[INFORMATION Boundary: Start]
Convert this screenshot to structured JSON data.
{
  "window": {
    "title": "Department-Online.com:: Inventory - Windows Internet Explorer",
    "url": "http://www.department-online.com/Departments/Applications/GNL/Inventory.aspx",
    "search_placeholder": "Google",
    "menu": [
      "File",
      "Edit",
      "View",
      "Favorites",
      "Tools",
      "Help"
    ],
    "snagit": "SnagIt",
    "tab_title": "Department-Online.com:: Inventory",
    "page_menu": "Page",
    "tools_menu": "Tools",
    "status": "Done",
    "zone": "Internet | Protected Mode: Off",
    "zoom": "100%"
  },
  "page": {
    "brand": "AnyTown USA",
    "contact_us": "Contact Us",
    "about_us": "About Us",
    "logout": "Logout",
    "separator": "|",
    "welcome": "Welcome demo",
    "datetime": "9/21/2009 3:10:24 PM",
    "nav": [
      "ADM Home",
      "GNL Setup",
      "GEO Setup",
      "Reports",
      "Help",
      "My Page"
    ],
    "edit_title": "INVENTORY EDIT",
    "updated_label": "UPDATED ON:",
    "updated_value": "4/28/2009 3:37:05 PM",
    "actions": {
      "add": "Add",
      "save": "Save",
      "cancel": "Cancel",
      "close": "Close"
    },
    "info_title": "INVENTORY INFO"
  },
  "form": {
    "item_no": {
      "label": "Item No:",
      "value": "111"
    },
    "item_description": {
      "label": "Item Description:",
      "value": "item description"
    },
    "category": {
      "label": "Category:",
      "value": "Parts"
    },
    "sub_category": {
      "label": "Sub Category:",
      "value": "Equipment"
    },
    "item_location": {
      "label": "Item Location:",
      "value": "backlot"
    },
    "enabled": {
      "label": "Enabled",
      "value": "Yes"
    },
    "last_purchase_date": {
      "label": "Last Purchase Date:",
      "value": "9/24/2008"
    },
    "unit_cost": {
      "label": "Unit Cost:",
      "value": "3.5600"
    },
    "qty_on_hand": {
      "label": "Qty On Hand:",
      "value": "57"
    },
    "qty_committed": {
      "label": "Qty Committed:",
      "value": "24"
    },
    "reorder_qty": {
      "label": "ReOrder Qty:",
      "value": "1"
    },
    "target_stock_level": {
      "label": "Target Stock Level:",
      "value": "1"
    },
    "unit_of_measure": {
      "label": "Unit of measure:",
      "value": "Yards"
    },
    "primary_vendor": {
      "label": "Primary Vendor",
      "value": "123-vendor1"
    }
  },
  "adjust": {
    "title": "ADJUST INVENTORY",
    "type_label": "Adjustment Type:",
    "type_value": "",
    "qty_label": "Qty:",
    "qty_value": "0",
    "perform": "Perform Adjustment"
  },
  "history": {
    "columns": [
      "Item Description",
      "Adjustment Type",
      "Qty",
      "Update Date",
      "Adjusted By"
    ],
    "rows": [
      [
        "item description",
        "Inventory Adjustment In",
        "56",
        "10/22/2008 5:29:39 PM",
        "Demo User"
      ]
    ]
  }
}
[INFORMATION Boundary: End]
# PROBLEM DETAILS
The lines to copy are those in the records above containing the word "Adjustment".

# WORKED SOLUTION
    "type_label": "Adjustment Type:",
    "perform": "Perform Adjustment"
      "Adjustment Type",
        "Inventory Adjustment In",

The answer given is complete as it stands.